Besides purely instrumental thrills, several mobs have sung famous operas into the streets of the peasants. An unstructured version of the Gypsy Song from Carmen was performed spontaneously at a Whole Foods in New York City. With the trianglist clinking away by the nectarines and a flutist chilling by the pears, the zesty Spanish vibe leapt out of the fruit aisle and into the hearts of the shoppers. The vocalists (with Anna Yelizarova as Carmen) were creepily dancing along with the One World Symphony until their mouths opened and a thousand rays of beauty and skill shone through. Imagine dashing to the grocery store for dried apricots, and you end up leaving with a musical treat that would’ve ordinarily cost $100. Surprisingly, this performance was thrown together willy-nilly in only two days, Anna Yelizarova throwing on a spicy red dress and transforming into Carmen overnight. Watch this fruitful show here.

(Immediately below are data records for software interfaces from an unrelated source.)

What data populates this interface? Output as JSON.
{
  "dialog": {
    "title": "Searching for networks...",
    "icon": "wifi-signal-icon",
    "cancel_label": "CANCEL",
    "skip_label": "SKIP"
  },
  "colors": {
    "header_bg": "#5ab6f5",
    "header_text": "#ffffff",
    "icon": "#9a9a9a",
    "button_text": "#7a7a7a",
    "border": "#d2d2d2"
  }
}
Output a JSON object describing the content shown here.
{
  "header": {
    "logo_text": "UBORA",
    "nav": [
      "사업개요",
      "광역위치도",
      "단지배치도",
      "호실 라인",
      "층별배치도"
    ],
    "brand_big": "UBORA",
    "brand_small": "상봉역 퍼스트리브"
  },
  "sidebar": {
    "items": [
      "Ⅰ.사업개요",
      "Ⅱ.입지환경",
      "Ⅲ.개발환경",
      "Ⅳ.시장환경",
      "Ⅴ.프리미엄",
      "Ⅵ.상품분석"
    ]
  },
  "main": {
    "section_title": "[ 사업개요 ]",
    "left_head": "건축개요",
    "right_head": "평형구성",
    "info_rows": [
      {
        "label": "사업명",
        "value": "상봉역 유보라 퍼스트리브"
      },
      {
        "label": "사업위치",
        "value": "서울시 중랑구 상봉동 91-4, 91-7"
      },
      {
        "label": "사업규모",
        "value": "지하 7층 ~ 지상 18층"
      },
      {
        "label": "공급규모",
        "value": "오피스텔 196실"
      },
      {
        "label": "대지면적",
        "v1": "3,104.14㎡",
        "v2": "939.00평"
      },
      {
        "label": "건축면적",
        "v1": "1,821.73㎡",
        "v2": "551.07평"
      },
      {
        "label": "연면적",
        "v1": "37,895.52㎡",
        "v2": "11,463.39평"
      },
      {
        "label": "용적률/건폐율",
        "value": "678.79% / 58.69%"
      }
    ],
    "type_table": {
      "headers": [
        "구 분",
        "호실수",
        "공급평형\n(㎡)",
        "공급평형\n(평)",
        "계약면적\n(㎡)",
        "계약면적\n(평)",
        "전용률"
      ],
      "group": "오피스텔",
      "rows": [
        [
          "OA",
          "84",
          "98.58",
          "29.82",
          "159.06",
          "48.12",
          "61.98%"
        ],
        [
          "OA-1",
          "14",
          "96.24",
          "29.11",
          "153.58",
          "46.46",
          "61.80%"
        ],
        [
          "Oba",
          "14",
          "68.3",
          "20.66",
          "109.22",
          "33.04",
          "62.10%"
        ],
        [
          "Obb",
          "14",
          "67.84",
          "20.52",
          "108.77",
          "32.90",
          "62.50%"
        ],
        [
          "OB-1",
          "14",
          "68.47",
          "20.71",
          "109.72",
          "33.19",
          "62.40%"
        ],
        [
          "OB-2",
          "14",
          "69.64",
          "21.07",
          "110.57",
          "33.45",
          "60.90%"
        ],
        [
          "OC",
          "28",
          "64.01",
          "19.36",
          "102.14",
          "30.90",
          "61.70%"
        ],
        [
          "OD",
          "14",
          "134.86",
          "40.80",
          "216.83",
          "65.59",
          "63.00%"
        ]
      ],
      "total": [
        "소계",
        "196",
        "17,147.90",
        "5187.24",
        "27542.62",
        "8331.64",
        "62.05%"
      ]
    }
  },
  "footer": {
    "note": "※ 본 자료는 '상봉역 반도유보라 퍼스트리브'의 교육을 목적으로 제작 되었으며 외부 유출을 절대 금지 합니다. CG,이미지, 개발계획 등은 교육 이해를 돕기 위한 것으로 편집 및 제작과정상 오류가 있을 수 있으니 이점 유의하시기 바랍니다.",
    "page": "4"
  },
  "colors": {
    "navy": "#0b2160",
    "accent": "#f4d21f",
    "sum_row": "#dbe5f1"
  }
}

Orchestral and operatic flash mobs are truly a delight because all the smiles, the stunned glances, the unbridled look of joy on the musicians’ faces are real and unrehearsed. The first violin doesn’t have to twirl herself up into a veil of pretension, but just play and play until the border between her worn fingers and glossy strings becomes blurred. Empowering songs that unite (i.e. Beethoven’s Ninth) or damning tunes that strike fear into your heart as you’re at a railway station (i.e. Carmina Burana) only become more piercing at unusual locations and unsuspected times. Bolero becomes the hymn of the trains, Carmen the theme song of tasty kumquats, and Grieg fills a quintessential “quaint” European town with class, the stones and centuries’ old buildings truly echoing the Halls of the Mountain King.